Dec. 3, 2009 – The Federal Housing Administration mortgage insurance program is a critical part of the American housing fabric and has never been more important than it is in today’s market, said Vicki Cox Golder, president of the National Association of Realtors, in front of a Congressional panel this week.
Testifying before the House Committee on Financial Services, Golder said that the FHA program is fiscally sound with responsible underwriting, and needs enhancements not radical reform. She urged Congress and the administration to tread lightly before making changes to a program that has a profound impact on economic recovery and serves the nation’s families.
“With the collapse of the private mortgage market, the importance of the FHA mortgage insurance program has never been more apparent. Thus far in 2009, nearly 80 percent of all FHA insured purchasers are first-time homebuyers. And if you take a closer look at the numbers, you’ll see that program is doing exactly what it was designed to do—make more affordable mortgage financing available to homeowners,” said Golder, owner of Vicki L. Cox & Associates in Tucson, Ariz.
She pointed out that this year almost 50 percent of non-white Hispanic borrowers used FHA insurance or the Veterans Administration’s loan guaranty for home-purchase loans and 21 percent used the FHA or VA program to refinance a home loan. Last year, more than 60 percent of home-purchase loans and about 45 percent of refinance loans to black homebuyers were insured or guaranteed by either FHA or VA.
“As the leading advocate for homeownership and housing issues, NAR knows that without FHA mortgage insurance, our housing market could never start to recover,” Golder said.
FHA’s decline in reserves is in part a reflection of a projected change in home price values, and is not tied to excessive increases in defaults or unsound underwriting practices, she said. In citing the recent FHA audit, Golder said, “If FHA makes no changes to the way it does business today, the reserves will actually exceed 2 percent in the next several years.
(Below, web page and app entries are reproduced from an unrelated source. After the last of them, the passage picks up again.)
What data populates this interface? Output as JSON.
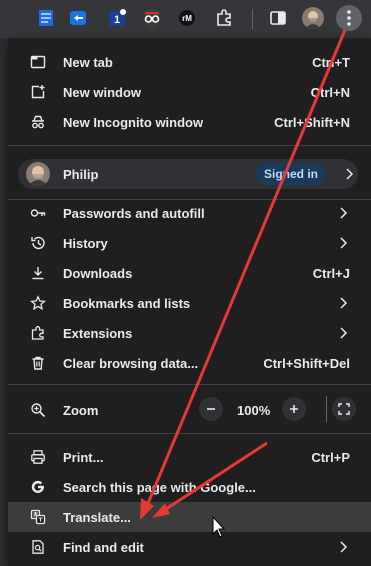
{
  "toolbar": {
    "extension_icons": [
      "blue-doc-icon",
      "translate-ext-icon",
      "notification-1-icon",
      "spy-glasses-icon",
      "rm-icon",
      "puzzle-icon"
    ],
    "badge_count": "1",
    "rm_label": "rM"
  },
  "menu": {
    "new_tab": {
      "label": "New tab",
      "shortcut": "Ctrl+T"
    },
    "new_window": {
      "label": "New window",
      "shortcut": "Ctrl+N"
    },
    "incognito": {
      "label": "New Incognito window",
      "shortcut": "Ctrl+Shift+N"
    },
    "profile": {
      "name": "Philip",
      "status": "Signed in"
    },
    "passwords": {
      "label": "Passwords and autofill"
    },
    "history": {
      "label": "History"
    },
    "downloads": {
      "label": "Downloads",
      "shortcut": "Ctrl+J"
    },
    "bookmarks": {
      "label": "Bookmarks and lists"
    },
    "extensions": {
      "label": "Extensions"
    },
    "clear": {
      "label": "Clear browsing data...",
      "shortcut": "Ctrl+Shift+Del"
    },
    "zoom": {
      "label": "Zoom",
      "value": "100%"
    },
    "print": {
      "label": "Print...",
      "shortcut": "Ctrl+P"
    },
    "search_page": {
      "label": "Search this page with Google..."
    },
    "translate": {
      "label": "Translate..."
    },
    "find_edit": {
      "label": "Find and edit"
    }
  },
  "annotation": {
    "arrow_color": "#e53935"
  }
}
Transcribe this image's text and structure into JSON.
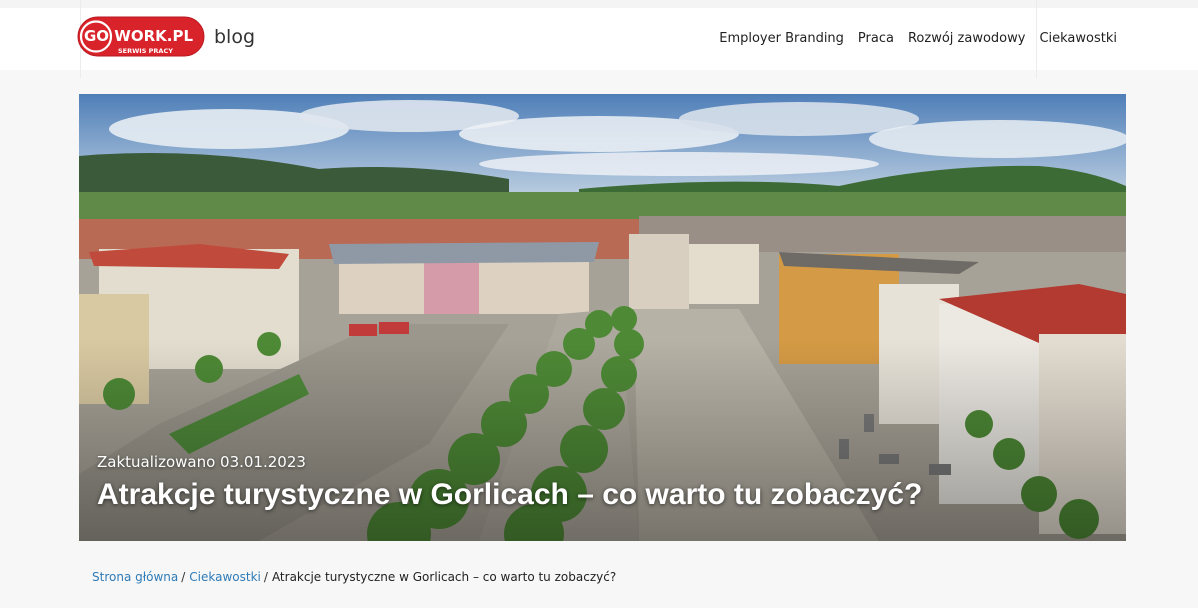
{
  "header": {
    "logo": {
      "text": "GO WORK.PL",
      "subtext": "SERWIS PRACY",
      "color": "#d9232a"
    },
    "blog_label": "blog",
    "nav": [
      {
        "label": "Employer Branding"
      },
      {
        "label": "Praca"
      },
      {
        "label": "Rozwój zawodowy"
      },
      {
        "label": "Ciekawostki"
      }
    ]
  },
  "hero": {
    "updated": "Zaktualizowano 03.01.2023",
    "title": "Atrakcje turystyczne w Gorlicach – co warto tu zobaczyć?"
  },
  "breadcrumb": {
    "home": "Strona główna",
    "category": "Ciekawostki",
    "current": "Atrakcje turystyczne w Gorlicach – co warto tu zobaczyć?",
    "separator": "/"
  },
  "colors": {
    "link": "#2e7bb8",
    "page_background": "#f7f7f7"
  }
}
FHA has sufficient reserves.”
FHA cash reserves and capital reserves give the agency combined assets of $30.4 billion—enough to pay all claims over a 30-year period. Most banks are required to hold reserves sufficient to pay only one year of claims. “Realtors strongly believe that FHA is taking the necessary steps to assure its financial solvency,” Golder said.
“We look forward to working with the Department of Housing and Urban Development. We have confidence that FHA Commissioner Dave Stevens will do what’s needed to ensure the financial health and stability of the FHA fund. We encourage FHA to take steps that will have the least impact on FHA borrowers who are such an important part of our housing and economic recovery,” said Golder.
NAR strongly opposes H.R. 3706, the “FHA Taxpayer Protection Act of 2009,” which would increase FHA’s downpayment requirement. The bill would not add anything to FHA reserves but would put homeownership out of reach for many creditworthy borrowers.
“Realtors believe the best way to ensure FHA’s success is to strengthen it,” she said.
Golder also thanked Chairman Barney Frank (D-Mass.) and the committee for passing legislation to extend the higher loan limits through 2010, but urged the committee to make the higher limits permanent. “The higher limits are not just for a few states with high median prices. There are currently 245 counties in 28 states that have high cost limits—this is a national issue,” she said.